[EXERCISE DIRECTIONS] Give back the whole listing exactly, line by line.

[DATA PROVIDED]
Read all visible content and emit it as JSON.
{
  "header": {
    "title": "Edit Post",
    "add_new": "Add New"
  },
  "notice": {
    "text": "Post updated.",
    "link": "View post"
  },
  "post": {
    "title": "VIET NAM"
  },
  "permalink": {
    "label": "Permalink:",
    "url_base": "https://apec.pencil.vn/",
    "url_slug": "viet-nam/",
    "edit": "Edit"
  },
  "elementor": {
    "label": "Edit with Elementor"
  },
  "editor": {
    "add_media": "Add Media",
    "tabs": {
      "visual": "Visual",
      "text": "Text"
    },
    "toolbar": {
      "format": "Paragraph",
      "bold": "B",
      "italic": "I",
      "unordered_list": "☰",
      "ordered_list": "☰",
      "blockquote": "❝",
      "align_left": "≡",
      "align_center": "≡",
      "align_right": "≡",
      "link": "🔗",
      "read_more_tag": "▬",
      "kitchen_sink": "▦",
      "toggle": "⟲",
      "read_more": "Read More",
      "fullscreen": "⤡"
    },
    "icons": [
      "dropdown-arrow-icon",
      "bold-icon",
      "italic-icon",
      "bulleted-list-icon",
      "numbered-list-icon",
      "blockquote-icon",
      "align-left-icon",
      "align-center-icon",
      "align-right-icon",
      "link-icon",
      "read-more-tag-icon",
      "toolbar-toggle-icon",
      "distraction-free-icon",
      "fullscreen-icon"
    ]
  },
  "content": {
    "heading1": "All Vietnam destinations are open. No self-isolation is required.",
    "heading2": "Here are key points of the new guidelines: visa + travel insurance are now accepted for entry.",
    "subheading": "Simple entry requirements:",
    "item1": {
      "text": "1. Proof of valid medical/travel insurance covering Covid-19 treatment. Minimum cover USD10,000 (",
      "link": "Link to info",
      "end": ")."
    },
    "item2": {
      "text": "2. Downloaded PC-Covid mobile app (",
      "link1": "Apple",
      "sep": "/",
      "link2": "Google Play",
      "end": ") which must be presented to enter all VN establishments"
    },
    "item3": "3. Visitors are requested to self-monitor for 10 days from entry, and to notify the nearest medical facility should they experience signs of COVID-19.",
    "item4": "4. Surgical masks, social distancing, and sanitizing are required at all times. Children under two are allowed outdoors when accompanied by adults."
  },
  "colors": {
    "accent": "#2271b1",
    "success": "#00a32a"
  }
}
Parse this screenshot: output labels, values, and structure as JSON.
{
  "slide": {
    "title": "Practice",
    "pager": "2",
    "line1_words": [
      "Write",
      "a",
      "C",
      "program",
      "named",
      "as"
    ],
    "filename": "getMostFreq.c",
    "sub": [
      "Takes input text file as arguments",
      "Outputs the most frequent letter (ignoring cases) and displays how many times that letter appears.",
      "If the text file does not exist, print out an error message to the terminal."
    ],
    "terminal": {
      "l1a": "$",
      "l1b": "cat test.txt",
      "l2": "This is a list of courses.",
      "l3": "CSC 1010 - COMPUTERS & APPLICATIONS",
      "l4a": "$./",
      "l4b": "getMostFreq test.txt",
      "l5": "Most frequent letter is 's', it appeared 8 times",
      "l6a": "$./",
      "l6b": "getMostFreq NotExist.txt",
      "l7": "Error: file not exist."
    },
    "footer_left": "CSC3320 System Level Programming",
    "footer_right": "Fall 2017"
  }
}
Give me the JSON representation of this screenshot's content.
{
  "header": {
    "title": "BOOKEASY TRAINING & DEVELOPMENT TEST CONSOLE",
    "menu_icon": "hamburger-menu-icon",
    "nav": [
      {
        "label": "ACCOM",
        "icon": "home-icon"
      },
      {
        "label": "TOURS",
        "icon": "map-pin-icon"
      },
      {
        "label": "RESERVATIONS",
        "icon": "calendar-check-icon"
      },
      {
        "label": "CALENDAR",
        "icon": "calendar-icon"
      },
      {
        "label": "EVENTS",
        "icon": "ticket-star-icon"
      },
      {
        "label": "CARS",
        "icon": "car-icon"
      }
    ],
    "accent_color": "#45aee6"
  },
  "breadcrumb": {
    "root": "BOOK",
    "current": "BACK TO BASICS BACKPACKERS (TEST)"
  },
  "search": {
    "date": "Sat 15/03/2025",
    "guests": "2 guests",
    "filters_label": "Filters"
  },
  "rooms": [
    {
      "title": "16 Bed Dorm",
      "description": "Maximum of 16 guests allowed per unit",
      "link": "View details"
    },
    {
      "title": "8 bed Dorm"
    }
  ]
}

[FINAL ANSWER]
Read all visible content and emit it as JSON.
{
  "header": {
    "title": "Edit Post",
    "add_new": "Add New"
  },
  "notice": {
    "text": "Post updated.",
    "link": "View post"
  },
  "post": {
    "title": "VIET NAM"
  },
  "permalink": {
    "label": "Permalink:",
    "url_base": "https://apec.pencil.vn/",
    "url_slug": "viet-nam/",
    "edit": "Edit"
  },
  "elementor": {
    "label": "Edit with Elementor"
  },
  "editor": {
    "add_media": "Add Media",
    "tabs": {
      "visual": "Visual",
      "text": "Text"
    },
    "toolbar": {
      "format": "Paragraph",
      "bold": "B",
      "italic": "I",
      "unordered_list": "☰",
      "ordered_list": "☰",
      "blockquote": "❝",
      "align_left": "≡",
      "align_center": "≡",
      "align_right": "≡",
      "link": "🔗",
      "read_more_tag": "▬",
      "kitchen_sink": "▦",
      "toggle": "⟲",
      "read_more": "Read More",
      "fullscreen": "⤡"
    },
    "icons": [
      "dropdown-arrow-icon",
      "bold-icon",
      "italic-icon",
      "bulleted-list-icon",
      "numbered-list-icon",
      "blockquote-icon",
      "align-left-icon",
      "align-center-icon",
      "align-right-icon",
      "link-icon",
      "read-more-tag-icon",
      "toolbar-toggle-icon",
      "distraction-free-icon",
      "fullscreen-icon"
    ]
  },
  "content": {
    "heading1": "All Vietnam destinations are open. No self-isolation is required.",
    "heading2": "Here are key points of the new guidelines: visa + travel insurance are now accepted for entry.",
    "subheading": "Simple entry requirements:",
    "item1": {
      "text": "1. Proof of valid medical/travel insurance covering Covid-19 treatment. Minimum cover USD10,000 (",
      "link": "Link to info",
      "end": ")."
    },
    "item2": {
      "text": "2. Downloaded PC-Covid mobile app (",
      "link1": "Apple",
      "sep": "/",
      "link2": "Google Play",
      "end": ") which must be presented to enter all VN establishments"
    },
    "item3": "3. Visitors are requested to self-monitor for 10 days from entry, and to notify the nearest medical facility should they experience signs of COVID-19.",
    "item4": "4. Surgical masks, social distancing, and sanitizing are required at all times. Children under two are allowed outdoors when accompanied by adults."
  },
  "colors": {
    "accent": "#2271b1",
    "success": "#00a32a"
  }
}
Parse this screenshot: output labels, values, and structure as JSON.
{
  "slide": {
    "title": "Practice",
    "pager": "2",
    "line1_words": [
      "Write",
      "a",
      "C",
      "program",
      "named",
      "as"
    ],
    "filename": "getMostFreq.c",
    "sub": [
      "Takes input text file as arguments",
      "Outputs the most frequent letter (ignoring cases) and displays how many times that letter appears.",
      "If the text file does not exist, print out an error message to the terminal."
    ],
    "terminal": {
      "l1a": "$",
      "l1b": "cat test.txt",
      "l2": "This is a list of courses.",
      "l3": "CSC 1010 - COMPUTERS & APPLICATIONS",
      "l4a": "$./",
      "l4b": "getMostFreq test.txt",
      "l5": "Most frequent letter is 's', it appeared 8 times",
      "l6a": "$./",
      "l6b": "getMostFreq NotExist.txt",
      "l7": "Error: file not exist."
    },
    "footer_left": "CSC3320 System Level Programming",
    "footer_right": "Fall 2017"
  }
}
Give me the JSON representation of this screenshot's content.
{
  "header": {
    "title": "BOOKEASY TRAINING & DEVELOPMENT TEST CONSOLE",
    "menu_icon": "hamburger-menu-icon",
    "nav": [
      {
        "label": "ACCOM",
        "icon": "home-icon"
      },
      {
        "label": "TOURS",
        "icon": "map-pin-icon"
      },
      {
        "label": "RESERVATIONS",
        "icon": "calendar-check-icon"
      },
      {
        "label": "CALENDAR",
        "icon": "calendar-icon"
      },
      {
        "label": "EVENTS",
        "icon": "ticket-star-icon"
      },
      {
        "label": "CARS",
        "icon": "car-icon"
      }
    ],
    "accent_color": "#45aee6"
  },
  "breadcrumb": {
    "root": "BOOK",
    "current": "BACK TO BASICS BACKPACKERS (TEST)"
  },
  "search": {
    "date": "Sat 15/03/2025",
    "guests": "2 guests",
    "filters_label": "Filters"
  },
  "rooms": [
    {
      "title": "16 Bed Dorm",
      "description": "Maximum of 16 guests allowed per unit",
      "link": "View details"
    },
    {
      "title": "8 bed Dorm"
    }
  ]
}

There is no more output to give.